Tuesday, September 26, 2017

XRF testing

At the ANS seminar Counterfeits: the Threat to Collecting and Scholarship several people from the museum community remarked analyzing the metal in coins using X-ray fluorescence (XRF). This technique is said by some people to be nearly as good as other techniques that are much more expensive.

If a coin contains modern elements, or if a coin has a different composition than a large group of known genuine coins, then it is likely false.

I asked who can provide such a service to private collectors — but no one had recommendations.

I received an unsolicited email recently from Phil Keck at Artemis Testing Lab. They offer XRF on ancient materials for $200. Two samples per item.

An eBay search found a service in Flushing Queens that will test coins (or anything else) for $20 a sample. The auction picture shows a Niton XL2 gun. Such guns can be purchased for $15-20k. I believe they can be rented as well. I am not sure how common such services are. A friend told me several years ago of one in a coin shop in Louisville KY.
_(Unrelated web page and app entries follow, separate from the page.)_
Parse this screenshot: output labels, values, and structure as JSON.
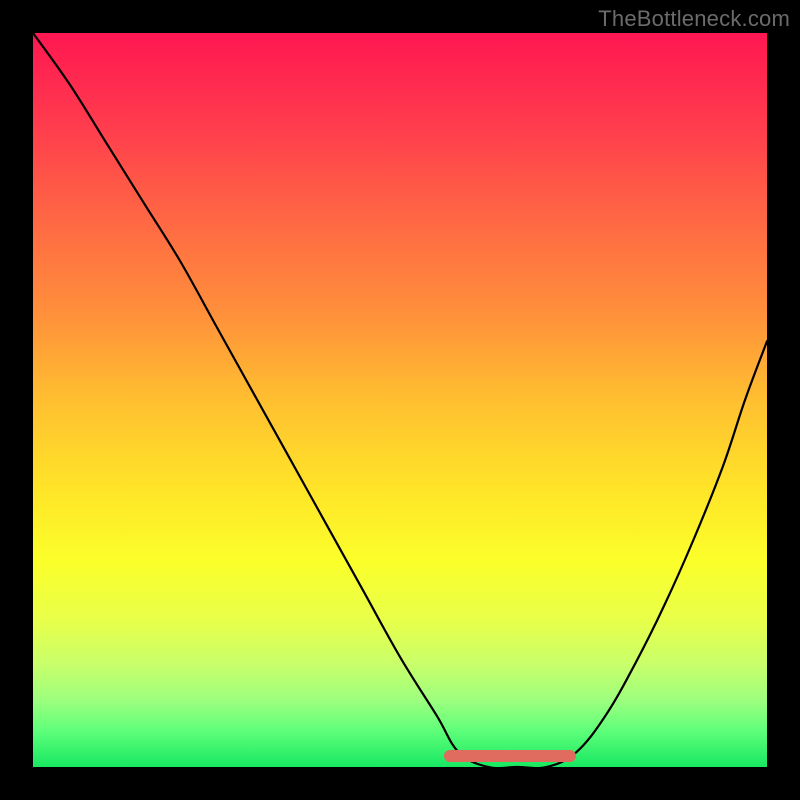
{
  "watermark": "TheBottleneck.com",
  "colors": {
    "frame_bg": "#000000",
    "gradient_top": "#ff1751",
    "gradient_mid": "#ffe428",
    "gradient_bottom": "#18e862",
    "curve_stroke": "#000000",
    "bar_fill": "#e06b5f"
  },
  "chart_data": {
    "type": "line",
    "title": "",
    "xlabel": "",
    "ylabel": "",
    "xlim": [
      0,
      100
    ],
    "ylim": [
      0,
      100
    ],
    "series": [
      {
        "name": "bottleneck-curve",
        "x": [
          0,
          5,
          10,
          15,
          20,
          25,
          30,
          35,
          40,
          45,
          50,
          55,
          58,
          62,
          66,
          70,
          74,
          78,
          82,
          86,
          90,
          94,
          97,
          100
        ],
        "values": [
          100,
          93,
          85,
          77,
          69,
          60,
          51,
          42,
          33,
          24,
          15,
          7,
          2,
          0,
          0,
          0,
          2,
          7,
          14,
          22,
          31,
          41,
          50,
          58
        ]
      }
    ],
    "annotations": [
      {
        "name": "valley-bar",
        "x_start": 56,
        "x_end": 74,
        "y": 1.5
      }
    ]
  }
}
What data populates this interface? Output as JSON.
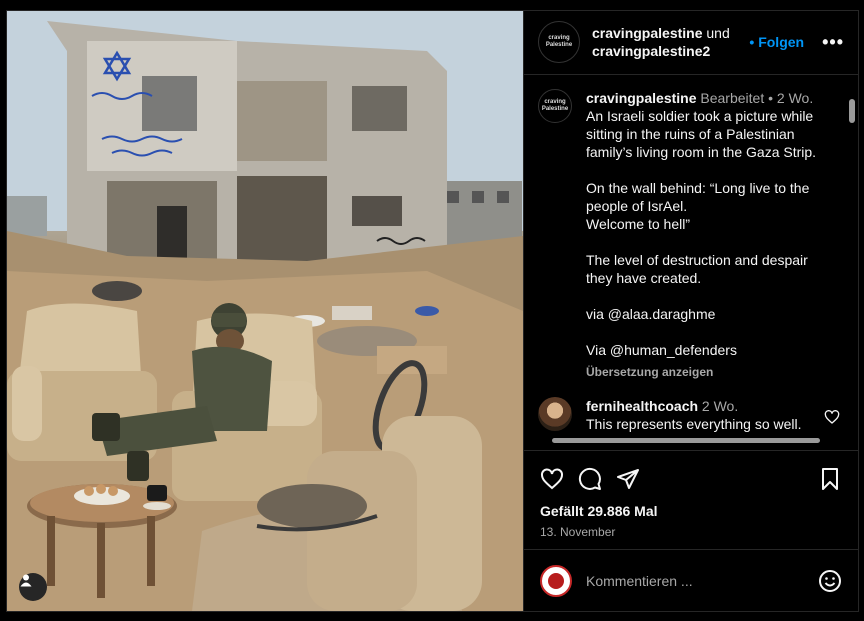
{
  "header": {
    "user1": "cravingpalestine",
    "conj": "und",
    "user2": "cravingpalestine2",
    "follow": "• Folgen",
    "more": "•••",
    "avatar_text": "craving Palestine"
  },
  "caption": {
    "user": "cravingpalestine",
    "meta": "Bearbeitet • 2 Wo.",
    "text": "An Israeli soldier took a picture while sitting in the ruins of a Palestinian family’s living room in the Gaza Strip.\n\nOn the wall behind: “Long live to the people of IsrAel.\nWelcome to hell”\n\nThe level of destruction and despair they have created.\n\nvia @alaa.daraghme\n\nVia @human_defenders",
    "translate": "Übersetzung anzeigen"
  },
  "comment": {
    "user": "fernihealthcoach",
    "meta": "2 Wo.",
    "text": "This represents everything so well."
  },
  "stats": {
    "likes": "Gefällt 29.886 Mal",
    "date": "13. November"
  },
  "add_comment": {
    "placeholder": "Kommentieren ..."
  },
  "icons": [
    "heart-icon",
    "comment-icon",
    "share-icon",
    "bookmark-icon",
    "emoji-icon",
    "user-tag-icon"
  ]
}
If anyone has submitted ancient coins for XRF testing I would be curious to see what kind of reports you received and if they were helpful. If anyone is near New York and wants to try the service in Flushing or knows of a similar one perhaps a field trip could be organized to test coins. Any takers?

Saturday, September 16, 2017

Black Sea Hoard dies

The American Numismatic Society hosted a seminar on Counterfeits: the Threat to Collecting and Scholarship with presentations by David Hendin, Robert Hoge, and Ute Wartenberg.

For me the most exciting part was inspecting dies from the group of counterfeits known as the “Black Sea Hoard.” In his book Counterfeit Studios and Their Coins Ilya Prokopov describes this hoard as the work of “Studio ‘Varna-1’”. The dies are said to be the work of a single master engraver. Coins produced by these dies were sold openly in museums as replicas. They were also being sold as genuine to collectors.

These dies represent the mints of Apollonia Pontika, Mesembria, Istros, and Chersonesos. The Chersonesos dies troubled me because they were unfamiliar. I recognize the style of the Varna-1 engraver's work on facing head coins. The Chersonesos dies are by the same sculptor. My inability to recognize them proves my understanding of that style of the artist's facing head fakes is overconfidence. I am not sure I would recognize fake Chersonesos coins without carefully consulting a scarce pamphlet-book Modern Forgeries of Greek and Roman Coins by Dimitrov, Prokopov, and Kolev.